The price of sugary food and drink will be raised on all NHS properties Simon Stevens, the chief executive of NHS England has announced.
Speaking to the Guardian, Mr Stevens said that ‘because of the role that the NHS occupies in national life, all of us working in the NHS have a responsibility not just to support those who look after patients but also to draw attention to and make the case for some of the wider changes that will actually improve the health of this country.’ The decision will see prices rise in all health centres, general practices and hospitals in England.
He mentioned that the tax on these goods would reap between £20 and £40 million, which may be used to improve the health of NHS staff. The announcement has been treated as a step in the right direction, with the NHS becoming the first public organisation to make the move.

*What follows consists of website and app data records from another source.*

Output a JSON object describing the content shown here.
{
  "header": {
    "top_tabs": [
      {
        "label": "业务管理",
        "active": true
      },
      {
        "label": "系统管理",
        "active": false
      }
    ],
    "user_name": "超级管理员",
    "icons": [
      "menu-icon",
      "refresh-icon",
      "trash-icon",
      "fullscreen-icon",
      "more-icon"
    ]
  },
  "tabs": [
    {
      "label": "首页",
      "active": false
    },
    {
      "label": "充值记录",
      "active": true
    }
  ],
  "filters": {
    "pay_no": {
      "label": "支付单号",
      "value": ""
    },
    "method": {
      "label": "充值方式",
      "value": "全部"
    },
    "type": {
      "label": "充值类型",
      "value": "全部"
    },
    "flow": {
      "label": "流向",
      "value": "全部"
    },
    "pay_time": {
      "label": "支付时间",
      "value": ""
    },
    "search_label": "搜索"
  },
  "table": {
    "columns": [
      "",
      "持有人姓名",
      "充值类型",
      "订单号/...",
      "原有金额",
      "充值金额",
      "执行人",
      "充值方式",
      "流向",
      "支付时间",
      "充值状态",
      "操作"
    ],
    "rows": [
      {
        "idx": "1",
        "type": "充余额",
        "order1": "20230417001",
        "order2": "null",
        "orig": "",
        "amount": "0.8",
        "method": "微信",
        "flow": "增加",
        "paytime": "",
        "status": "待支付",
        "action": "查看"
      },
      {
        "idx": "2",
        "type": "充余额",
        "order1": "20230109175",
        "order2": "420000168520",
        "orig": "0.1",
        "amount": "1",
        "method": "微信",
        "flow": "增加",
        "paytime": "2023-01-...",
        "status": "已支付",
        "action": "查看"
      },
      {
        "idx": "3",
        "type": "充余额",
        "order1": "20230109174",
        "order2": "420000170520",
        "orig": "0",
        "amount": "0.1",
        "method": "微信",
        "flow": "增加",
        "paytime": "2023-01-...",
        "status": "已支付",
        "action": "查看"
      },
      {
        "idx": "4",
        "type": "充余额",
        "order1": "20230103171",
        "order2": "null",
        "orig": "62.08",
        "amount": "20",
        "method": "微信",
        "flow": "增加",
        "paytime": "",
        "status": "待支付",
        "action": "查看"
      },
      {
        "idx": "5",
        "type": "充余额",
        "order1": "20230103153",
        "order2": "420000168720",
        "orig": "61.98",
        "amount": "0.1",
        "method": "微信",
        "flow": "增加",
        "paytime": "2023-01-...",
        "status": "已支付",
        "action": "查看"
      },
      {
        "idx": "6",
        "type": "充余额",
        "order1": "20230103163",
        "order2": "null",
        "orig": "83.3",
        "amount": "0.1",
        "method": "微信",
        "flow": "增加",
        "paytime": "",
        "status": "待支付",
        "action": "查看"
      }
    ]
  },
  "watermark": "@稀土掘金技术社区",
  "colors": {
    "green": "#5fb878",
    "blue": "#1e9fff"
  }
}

‘The NHS is taking a brave and much-needed step by introducing its own tax on sugary drinks and snacks in hospitals across England to encourage healthier lifestyles,’ said Louise Ansari, director of prevention of Type 2 diabetes at Diabetes UK. ‘Many people consume far too much sugar, often unaware of the ‘added sugars’ in food and drink. An increasing number of people are becoming overweight, and this in turn is fuelling a dramatic rise in Type 2 diabetes, a serious health condition that can lead to complications including amputations, blindness and stroke and costs the NHS a staggering £10 billion a year.’